Edge-lit displays are thinner and much lighter than direct-lit displays. Since they require fewer resources, they’re also easier to reproduce.
Edge-lit displays prove to be the most affordable choice when it comes to LED displays. Their easier to manufacture and require fewer raw materials.
Full-Array vs. Direct-Lit
You can look at full-array displays as the updated version of direct-lit displays. They use the same number of LED panels behind the screen. The only difference is that full-array displays have local dimming qualities while direct-lit displays have none.
This difference makes it possible for full-array displays to produce deeper blacks and more contrast in dark scenes. So users get a more realistic viewing experience at home.
Both display types are relatively the same in terms of size. They’re both thicker and much heavier compared to edge-lit displays.
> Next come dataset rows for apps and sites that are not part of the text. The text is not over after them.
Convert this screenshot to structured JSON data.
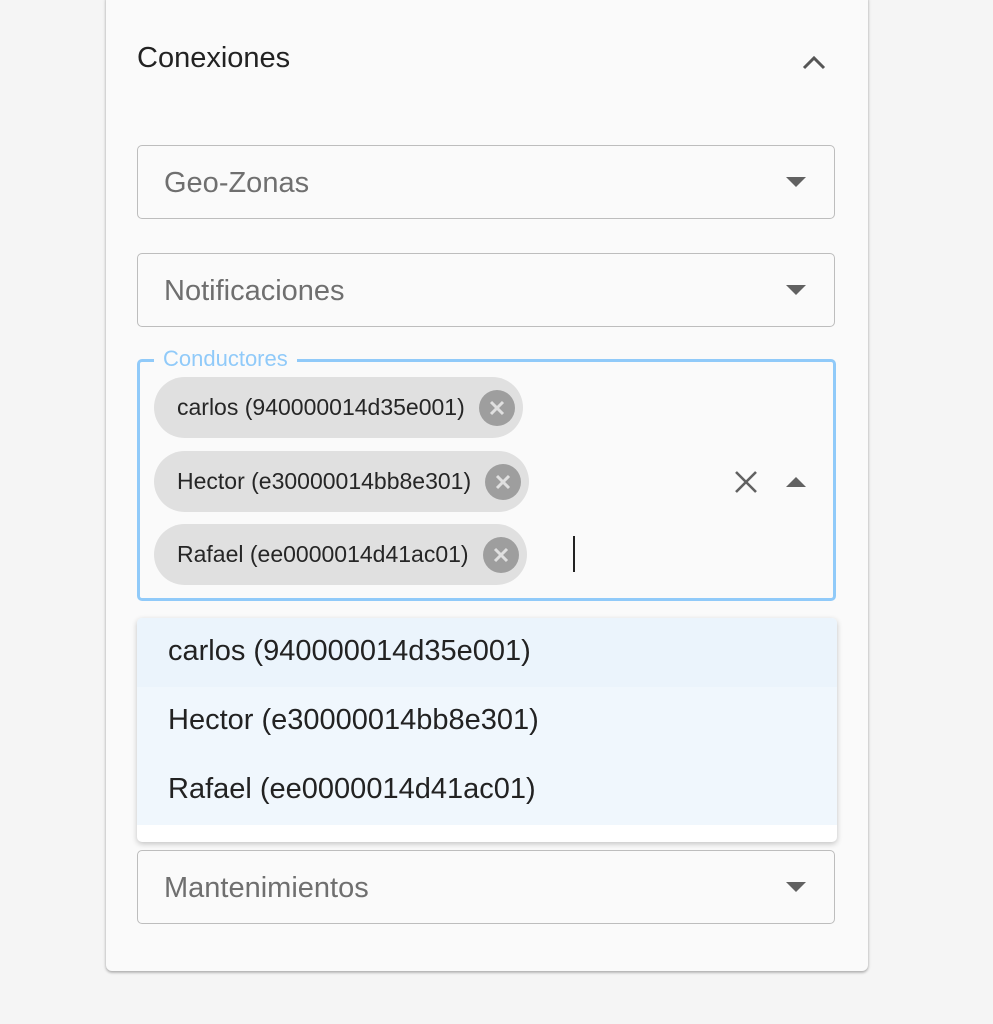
{
  "card": {
    "title": "Conexiones",
    "collapse_icon": "chevron-up-icon"
  },
  "fields": {
    "geozonas": {
      "label": "Geo-Zonas",
      "icon": "arrow-drop-down-icon"
    },
    "notificaciones": {
      "label": "Notificaciones",
      "icon": "arrow-drop-down-icon"
    },
    "conductores": {
      "label": "Conductores",
      "selected": [
        "carlos (940000014d35e001)",
        "Hector (e30000014bb8e301)",
        "Rafael (ee0000014d41ac01)"
      ],
      "clear_icon": "close-icon",
      "popup_icon": "arrow-drop-up-icon",
      "chip_delete_icon": "cancel-icon"
    },
    "mantenimientos": {
      "label": "Mantenimientos",
      "icon": "arrow-drop-down-icon"
    }
  },
  "dropdown": {
    "options": [
      "carlos (940000014d35e001)",
      "Hector (e30000014bb8e301)",
      "Rafael (ee0000014d41ac01)"
    ]
  },
  "colors": {
    "accent": "#90caf9",
    "option_selected_bg": "#f0f7fd",
    "chip_bg": "#e0e0e0"
  }
}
They also use up much more resources to reproduce.
Due to the technology used in full-array displays, they are much more expensive than direct-lit displays. So, if you’re conflicted about buying a full-array or direct-lit display and are on a tight budget, we suggest purchasing the latter. Image quality is still great, and color vibrance and brightness are also fantastic.
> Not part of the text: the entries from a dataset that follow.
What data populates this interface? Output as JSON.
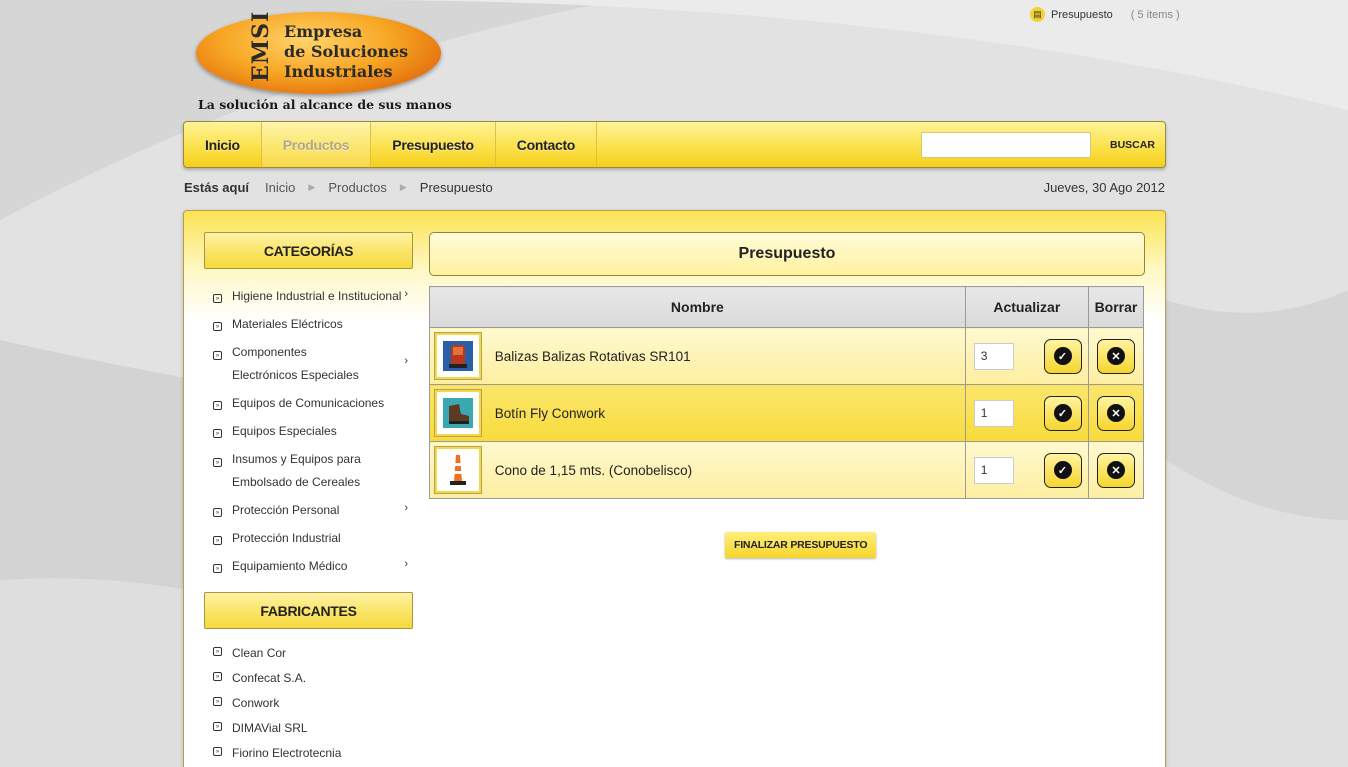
{
  "logo": {
    "acronym": "EMSI",
    "name_lines": [
      "Empresa",
      "de Soluciones",
      "Industriales"
    ],
    "slogan": "La solución al alcance de sus manos"
  },
  "cart_summary": {
    "label": "Presupuesto",
    "count": "( 5 items )"
  },
  "nav": {
    "items": [
      {
        "label": "Inicio",
        "active": false
      },
      {
        "label": "Productos",
        "active": true
      },
      {
        "label": "Presupuesto",
        "active": false
      },
      {
        "label": "Contacto",
        "active": false
      }
    ],
    "search_value": "",
    "search_button": "BUSCAR"
  },
  "breadcrumb": {
    "prefix": "Estás aquí",
    "items": [
      "Inicio",
      "Productos",
      "Presupuesto"
    ]
  },
  "date": "Jueves, 30 Ago 2012",
  "sidebar": {
    "categories_title": "CATEGORÍAS",
    "categories": [
      {
        "label": "Higiene Industrial e Institucional",
        "has_children": true
      },
      {
        "label": "Materiales Eléctricos",
        "has_children": false
      },
      {
        "label": "Componentes Electrónicos Especiales",
        "has_children": true
      },
      {
        "label": "Equipos de Comunicaciones",
        "has_children": false
      },
      {
        "label": "Equipos Especiales",
        "has_children": false
      },
      {
        "label": "Insumos y Equipos para Embolsado de Cereales",
        "has_children": false
      },
      {
        "label": "Protección Personal",
        "has_children": true
      },
      {
        "label": "Protección Industrial",
        "has_children": false
      },
      {
        "label": "Equipamiento Médico",
        "has_children": true
      }
    ],
    "manufacturers_title": "FABRICANTES",
    "manufacturers": [
      "Clean Cor",
      "Confecat S.A.",
      "Conwork",
      "DIMAVial SRL",
      "Fiorino Electrotecnia"
    ]
  },
  "content": {
    "title": "Presupuesto",
    "columns": {
      "name": "Nombre",
      "update": "Actualizar",
      "delete": "Borrar"
    },
    "rows": [
      {
        "name": "Balizas Balizas Rotativas SR101",
        "qty": "3",
        "thumb": "beacon-image"
      },
      {
        "name": "Botín Fly Conwork",
        "qty": "1",
        "thumb": "boot-image"
      },
      {
        "name": "Cono de 1,15 mts. (Conobelisco)",
        "qty": "1",
        "thumb": "cone-image"
      }
    ],
    "finalize_button": "FINALIZAR PRESUPUESTO"
  },
  "colors": {
    "accent": "#f8db3c",
    "accent_light": "#fff9cf",
    "border": "#9a9a9a"
  }
}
|Size||Light and thin||Heavy and bulky||Heavy and bulky|
Are Full-Array Displays Better Than OLED?
Full-array displays are great intermediate alternatives to OLED displays. Yet, it still has a long way before it can compete with OLED.
OLED displays can dim individual pixels in images, making them more effective at controlling contrast. Meaning they don’t require local dimming like full-array and edge-lit displays.
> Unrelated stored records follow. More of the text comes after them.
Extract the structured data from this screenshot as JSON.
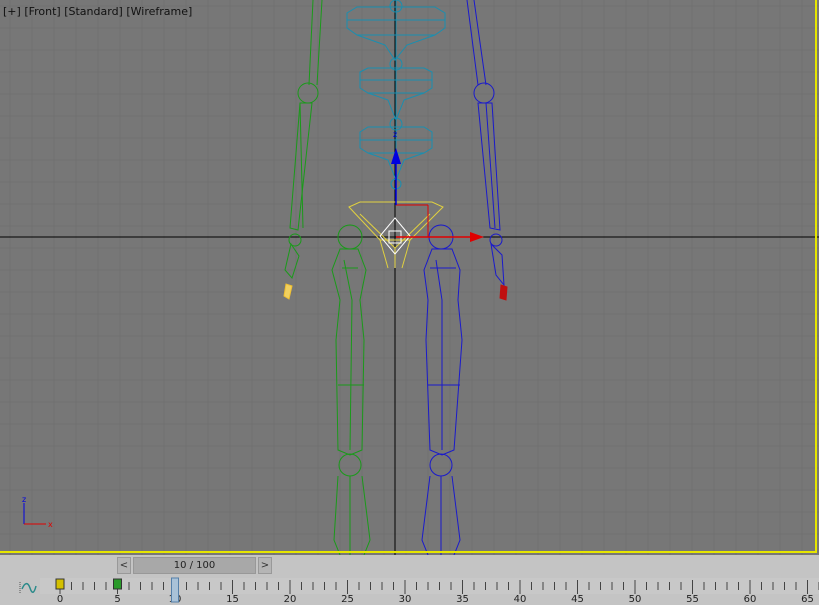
{
  "viewport": {
    "label_parts": [
      "[+]",
      "[Front]",
      "[Standard]",
      "[Wireframe]"
    ],
    "axis_labels": {
      "z": "z",
      "x": "x"
    },
    "colors": {
      "background": "#777777",
      "grid": "#707070",
      "active_border": "#e6e600",
      "spine": "#1a8fb0",
      "left_limb": "#1a9a1a",
      "right_limb": "#1a1acc",
      "pelvis": "#e0d040",
      "x_axis": "#e00000",
      "z_axis": "#0000e0",
      "crosshair": "#000000"
    }
  },
  "timeline": {
    "prev_label": "<",
    "next_label": ">",
    "frame_display": "10 / 100",
    "current_frame": 10,
    "total_frames": 100,
    "tick_labels": [
      "0",
      "5",
      "10",
      "15",
      "20",
      "25",
      "30",
      "35",
      "40",
      "45",
      "50",
      "55",
      "60",
      "65"
    ],
    "keys": [
      {
        "frame": 0,
        "color": "#d4c000"
      },
      {
        "frame": 5,
        "color": "#2a9a2a"
      }
    ],
    "curve_icon": "function-curve-icon"
  }
}
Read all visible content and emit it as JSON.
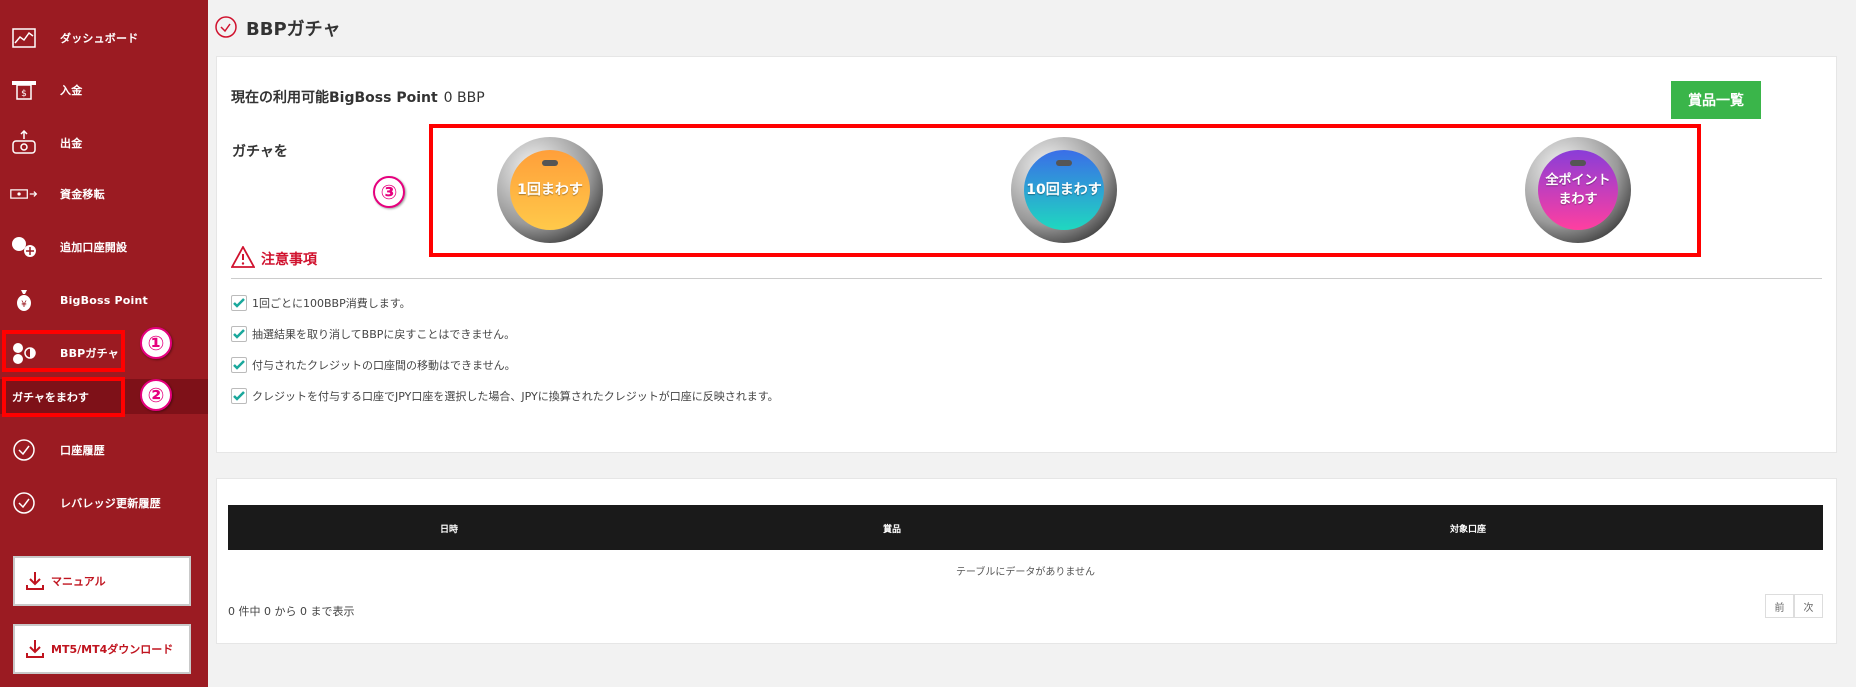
{
  "sidebar": {
    "items": [
      {
        "label": "ダッシュボード",
        "icon": "chart-icon"
      },
      {
        "label": "入金",
        "icon": "atm-icon"
      },
      {
        "label": "出金",
        "icon": "cash-icon"
      },
      {
        "label": "資金移転",
        "icon": "transfer-icon"
      },
      {
        "label": "追加口座開設",
        "icon": "add-user-icon"
      },
      {
        "label": "BigBoss Point",
        "icon": "point-bag-icon"
      },
      {
        "label": "BBPガチャ",
        "icon": "gacha-icon"
      },
      {
        "label": "口座履歴",
        "icon": "clock-check-icon"
      },
      {
        "label": "レバレッジ更新履歴",
        "icon": "clock-check-icon"
      }
    ],
    "sub_item": "ガチャをまわす",
    "manual_button": "マニュアル",
    "download_button": "MT5/MT4ダウンロード"
  },
  "annotations": {
    "one": "①",
    "two": "②",
    "three": "③"
  },
  "page": {
    "title": "BBPガチャ"
  },
  "points": {
    "label": "現在の利用可能BigBoss Point",
    "value": "0 BBP"
  },
  "prize_button": "賞品一覧",
  "gacha": {
    "label": "ガチャを",
    "buttons": [
      {
        "label": "1回まわす"
      },
      {
        "label_line1": "10回まわす"
      },
      {
        "label_line1": "全ポイント",
        "label_line2": "まわす"
      }
    ]
  },
  "notice": {
    "title": "注意事項",
    "items": [
      "1回ごとに100BBP消費します。",
      "抽選結果を取り消してBBPに戻すことはできません。",
      "付与されたクレジットの口座間の移動はできません。",
      "クレジットを付与する口座でJPY口座を選択した場合、JPYに換算されたクレジットが口座に反映されます。"
    ]
  },
  "table": {
    "columns": [
      "日時",
      "賞品",
      "対象口座"
    ],
    "empty_message": "テーブルにデータがありません",
    "info": "0 件中 0 から 0 まで表示",
    "prev": "前",
    "next": "次"
  },
  "colors": {
    "sidebar": "#9b1b22",
    "accent_red": "#d0122e",
    "prize_button": "#3ab54a",
    "annotation_red": "#ff0000",
    "annotation_badge": "#e6007e"
  }
}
Are Edge-Lit Displays Better Than OLED?
Edge-lit displays perform fine in terms of local dimming and image quality. However, it still doesn’t come anywhere near the quality of full-array displays.
That distance is twice multiplied when compared to OLED displays.
OLED displays use diodes in place of individual LED lights. You can get deeper blacks and whiter whites in images.
That said, OLED displays are quite susceptible to burn-in. So, you should also consider that when you’re deciding between an edge-lit LED or OLED display.
Do Full-Array Displays Experience Burn-In?
Full-array displays aren’t as vulnerable to burn-in compared to OLED displays. They use two completely different technologies: One being LED backlights and the other being organic light-emitting diodes.
The Bottom Line
Edge-lit displays have LED panels installed on each side of the screen. The results are good local dimming; however, light may still bleed into images now and then.
To avoid experiencing this issue, investing in a full-array display might be better.
They’re more expensive and much bulkier than edge-lit displays. However, since they use multiple rows of LED lights across the entire back of the screen, it can produce better-looking images.
Full-array displays also have better local dimming properties compared to other LED displays.
Direct-lit displays are similar to full-array displays because they use just as many LED lights behind the screen. However, they don’t have local dimming.
With that said, it doesn’t make them any less capable of creating beautiful and clear images. Some users even claim they produce more vivid colors and sharper images than edge-lit displays.
Ultimately, buying an edge-lit, full-array, or direct-lit display will be up to you. Consider your needs and preferences when it comes to watching movies and videos. Make a list of features that you want your new display to have.
It’s also advisable to create a list of dealbreakers so you know what features to avoid when you’re shopping around.
Meet Vance. He’s a proud dad, a seasoned Electronics Engineer, and an avid tech lover. His proficiency in electronics and troubleshooting skills were instrumental in crafting Pointer Clicker. Vance is passionate about simplifying tech for those who aren’t well-versed in it.